Q12. a. I would expect the diameter of the pupil to change as a result of the nervous system because the change needs to be quick as high light levels could permanently damage the retina and light levels can change quite suddenly.
b. Hormones are more likely to control the concentration of a chemical within the blood since they travel in the blood to the target organs and the change would be gradual – a form of homeostasis.
Q13. The units of energy are shown as kilojoules per 100ml so that the foods may be directly compared.
Q14. a. As 4.2 joules of energy raises the temperature of one ml of water one degree Celsius it is necessary to multiply the increase in temperature by the volume of water. The answer is 20 x 30 x 4.2 = 2520 Joules. This needs to be divided by 1000 to get the answer in kiloJoules = 2.52kJ
b. The energy content calculated in a. above should be divided by the mass to get kJ per g
Q15. Because it is essential in the diet – cannot be made through transamination.
Q16. Women in the age range 15 - 50 years menstruate and lose blood - and hence red blood cells - on a regular basis and need to have a higher input of iron so they can form haemoglobin, a component of red blood cells.
Q17. Pregnancy will affect BMR increasing it because a pregnant woman is heavier, has a larger surface area and growth of the foetus is taking place. She will also be more active a.k.a. ‘nesting syndrome’.
Q18. If she is playing tennis, 6.9 x 260kJ = 1794kJ.
Q19 a. She will need 40 x 0.76 = 30.4 grams of animal protein.
b. If she gets her protein from cereals and vegetables, she will need 30.4 x 1.2 = 36.48 grams.

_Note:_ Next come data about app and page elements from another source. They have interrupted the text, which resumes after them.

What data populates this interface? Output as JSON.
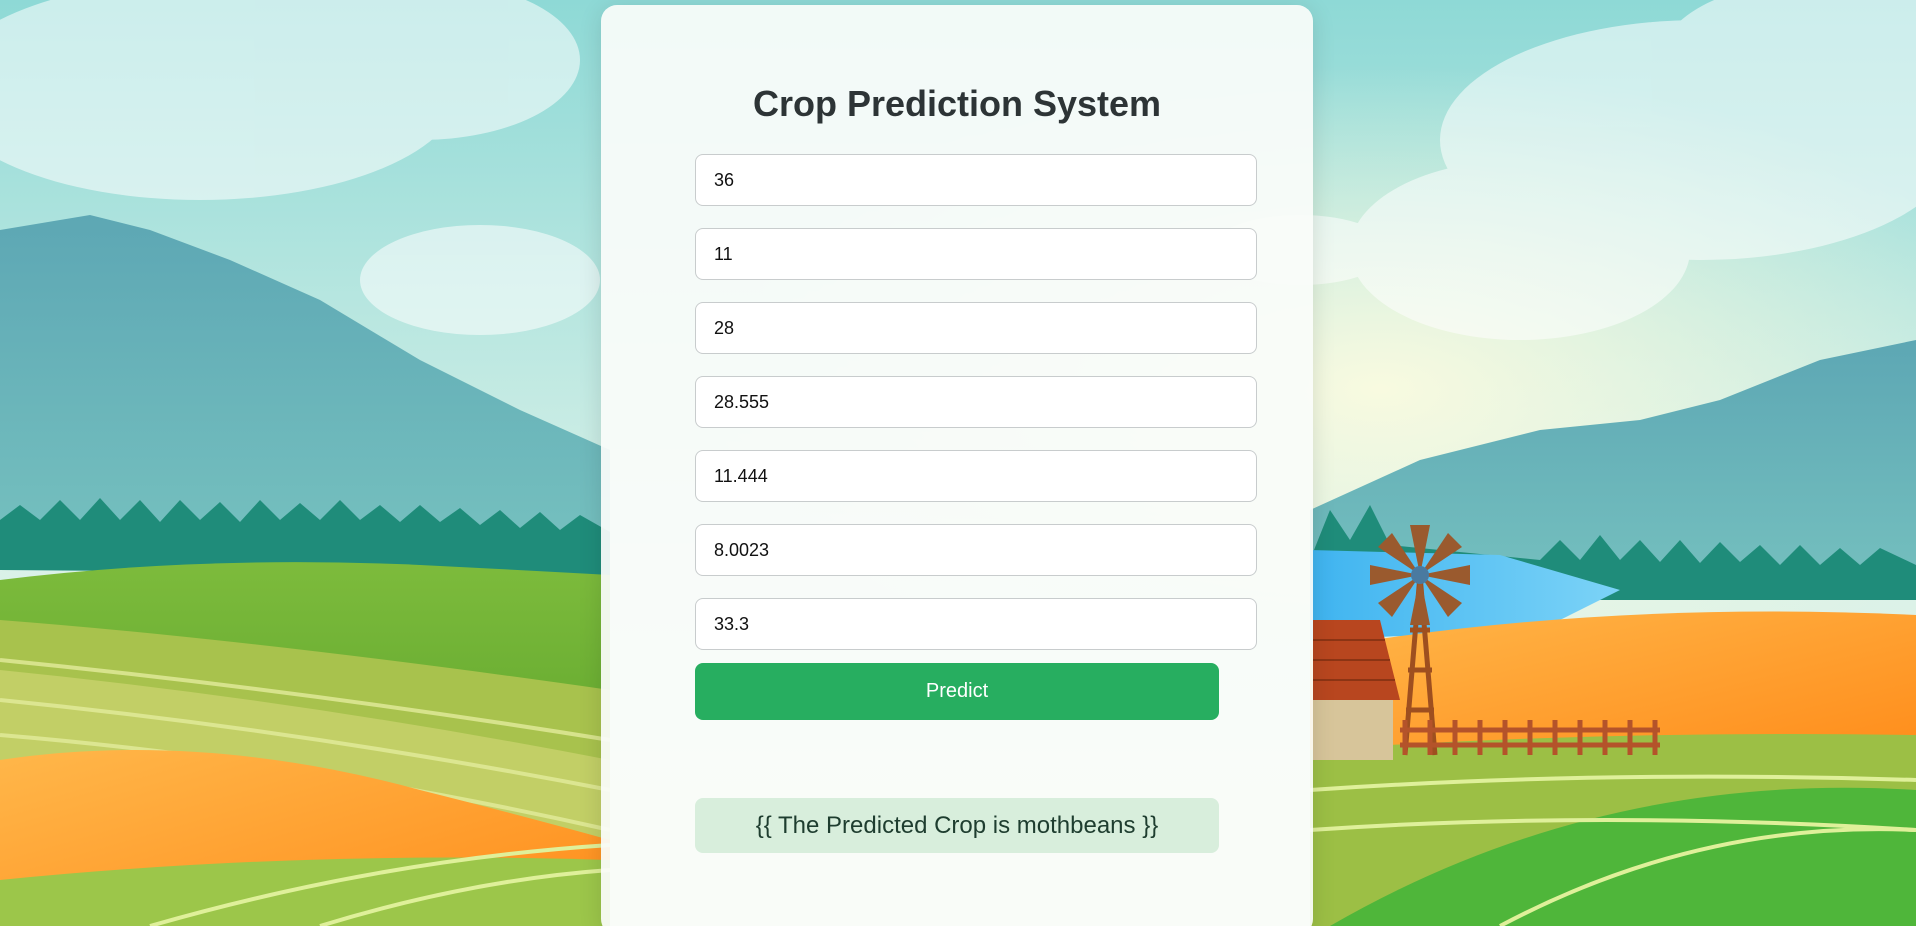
{
  "page": {
    "title": "Crop Prediction System"
  },
  "form": {
    "fields": [
      {
        "value": "36"
      },
      {
        "value": "11"
      },
      {
        "value": "28"
      },
      {
        "value": "28.555"
      },
      {
        "value": "11.444"
      },
      {
        "value": "8.0023"
      },
      {
        "value": "33.3"
      }
    ],
    "predict_label": "Predict"
  },
  "result": {
    "text": "{{ The Predicted Crop is mothbeans }}"
  },
  "colors": {
    "accent": "#27ae60",
    "result_bg": "#d8eedc",
    "title": "#2d3436"
  },
  "background": {
    "scene": "farm landscape with mountains, forest, fields, windmill, barn and fence"
  }
}
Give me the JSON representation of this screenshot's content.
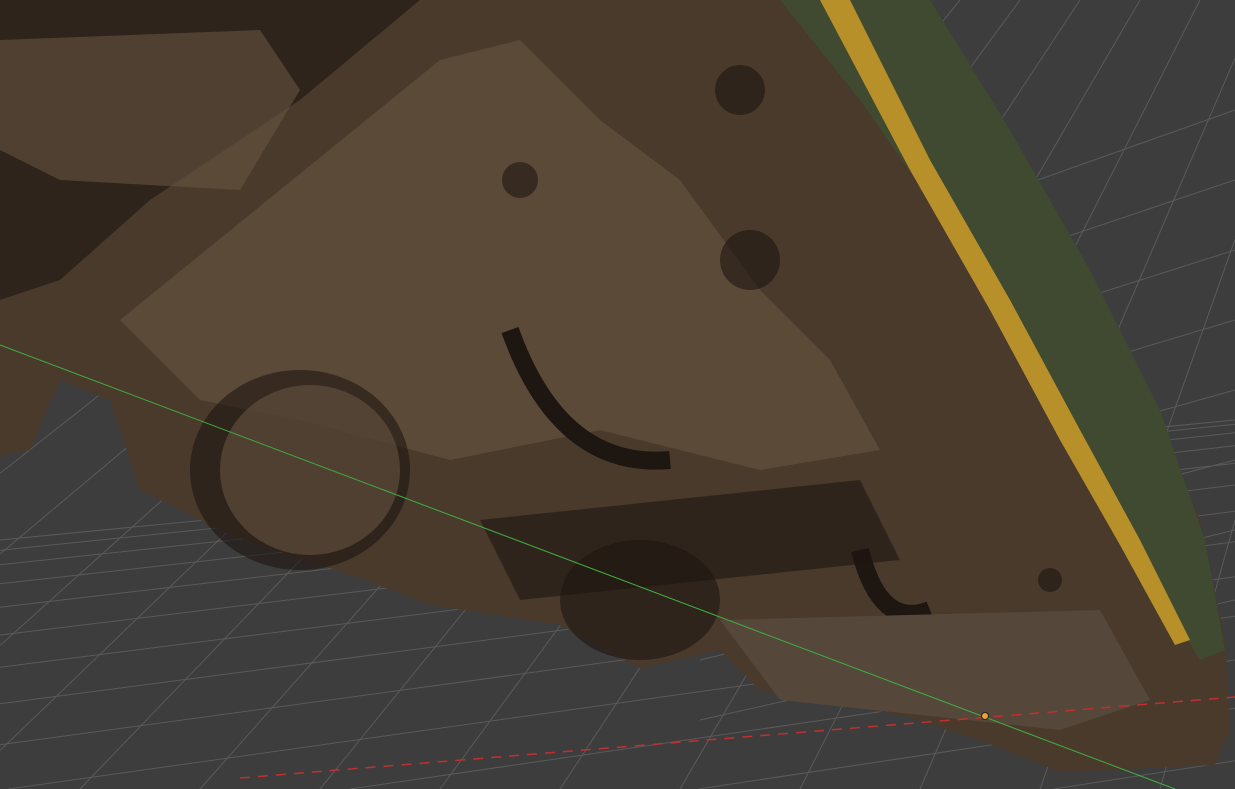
{
  "viewport": {
    "background_color": "#3d3d3d",
    "grid_color": "#5a5a5a",
    "x_axis_color": "#c03030",
    "y_axis_color": "#3fae3f",
    "origin_color": "#f0a030"
  },
  "model": {
    "base_color": "#4a3a2c",
    "shadow_color": "#1e1610",
    "highlight_color": "#6b5846",
    "stripe_color": "#b8902a",
    "side_color": "#3f4a30"
  }
}
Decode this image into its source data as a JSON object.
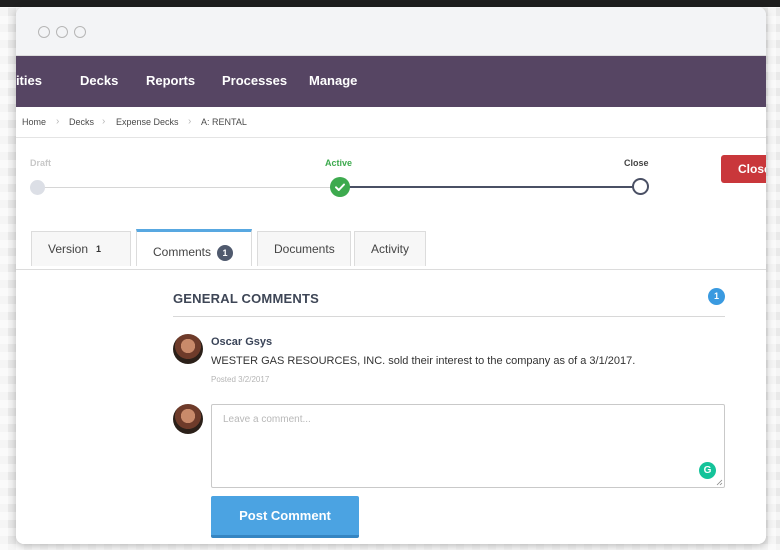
{
  "nav": {
    "items": [
      {
        "label": "Entities"
      },
      {
        "label": "Decks"
      },
      {
        "label": "Reports"
      },
      {
        "label": "Processes"
      },
      {
        "label": "Manage"
      }
    ]
  },
  "breadcrumb": [
    "Home",
    "Decks",
    "Expense Decks",
    "A: RENTAL"
  ],
  "progress": {
    "stages": [
      {
        "label": "Draft",
        "state": "inactive"
      },
      {
        "label": "Active",
        "state": "current"
      },
      {
        "label": "Close",
        "state": "upcoming"
      }
    ],
    "close_button_label": "Close"
  },
  "tabs": [
    {
      "label": "Version",
      "count": "1",
      "active": false
    },
    {
      "label": "Comments",
      "count": "1",
      "active": true
    },
    {
      "label": "Documents",
      "active": false
    },
    {
      "label": "Activity",
      "active": false
    }
  ],
  "comments_section": {
    "title": "GENERAL COMMENTS",
    "count": "1",
    "comments": [
      {
        "author": "Oscar Gsys",
        "text": "WESTER GAS RESOURCES, INC. sold their interest to the company as of a 3/1/2017.",
        "posted": "Posted 3/2/2017"
      }
    ],
    "input_placeholder": "Leave a comment...",
    "post_button_label": "Post Comment"
  },
  "colors": {
    "nav_bg": "#564563",
    "active_green": "#3daa4e",
    "close_red": "#c9373b",
    "accent_blue": "#4ba3e2",
    "grammarly_green": "#15c39a"
  },
  "icons": [
    "check-icon",
    "grammarly-icon",
    "chevron-right-icon",
    "user-avatar"
  ]
}
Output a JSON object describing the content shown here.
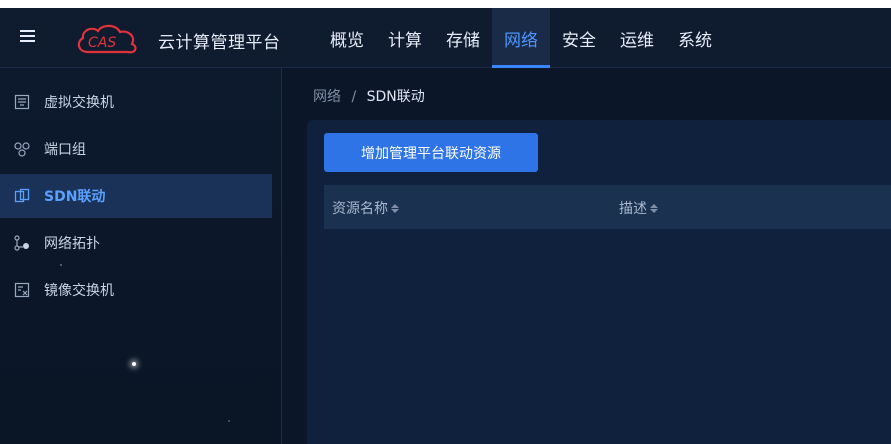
{
  "header": {
    "logo_text": "CAS",
    "app_title": "云计算管理平台",
    "nav": [
      {
        "label": "概览"
      },
      {
        "label": "计算"
      },
      {
        "label": "存储"
      },
      {
        "label": "网络",
        "active": true
      },
      {
        "label": "安全"
      },
      {
        "label": "运维"
      },
      {
        "label": "系统"
      }
    ]
  },
  "sidebar": {
    "items": [
      {
        "label": "虚拟交换机",
        "icon": "virtual-switch-icon"
      },
      {
        "label": "端口组",
        "icon": "port-group-icon"
      },
      {
        "label": "SDN联动",
        "icon": "sdn-link-icon",
        "active": true
      },
      {
        "label": "网络拓扑",
        "icon": "topology-icon"
      },
      {
        "label": "镜像交换机",
        "icon": "mirror-switch-icon"
      }
    ]
  },
  "breadcrumb": {
    "parent": "网络",
    "separator": "/",
    "current": "SDN联动"
  },
  "main": {
    "add_button_label": "增加管理平台联动资源",
    "table": {
      "columns": [
        {
          "label": "资源名称"
        },
        {
          "label": "描述"
        }
      ],
      "rows": []
    }
  },
  "colors": {
    "accent": "#3a86ff",
    "button": "#2f74e6",
    "sidebar_active": "#1b3258"
  }
}
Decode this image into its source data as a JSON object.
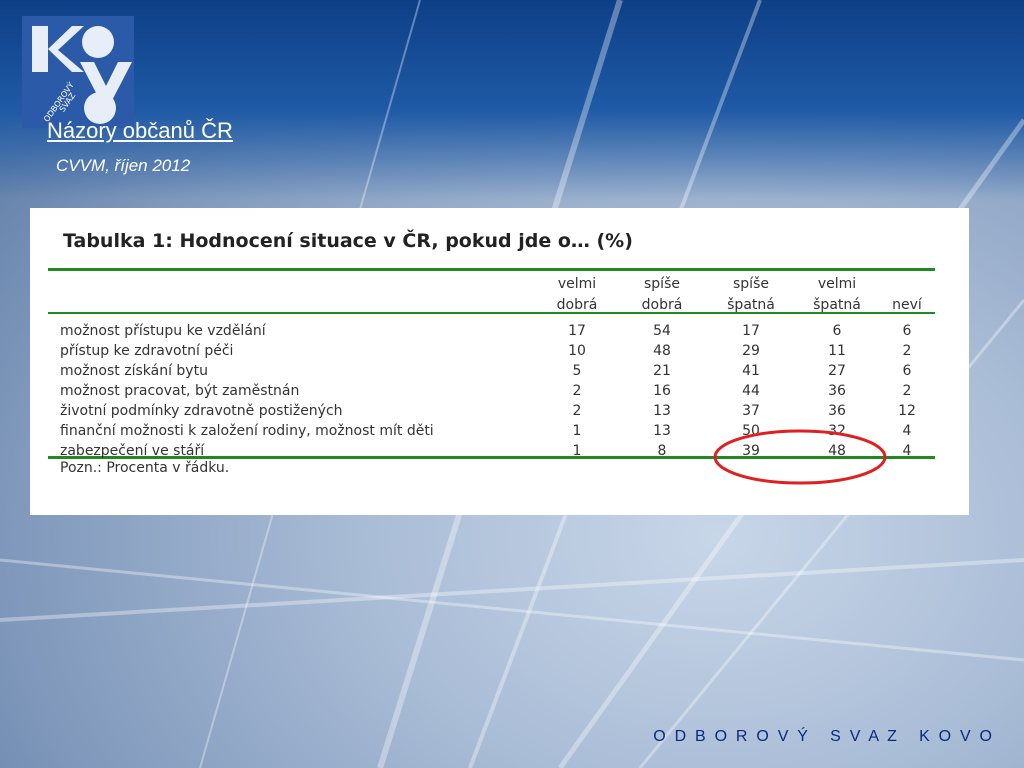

Q20. A normal distribution would show the mean, median and mode all at the same value: the histogram shows the median and modal group to be 20 - 40 ml, whilst the mean value is the 40 to 60 group.
Q21. The mean blood loss when IUDs are fitted is 90 ml and so more iron must be included in the diet if the women are not to become anaemic.
27% of 222 mg watercress is absorbed = 59.94g
46% of 122 mg of skimmed milk is absorbed = 56.12g
Therefore the 100g portion of watercress contains more absorbable calcium than the skimmed milk.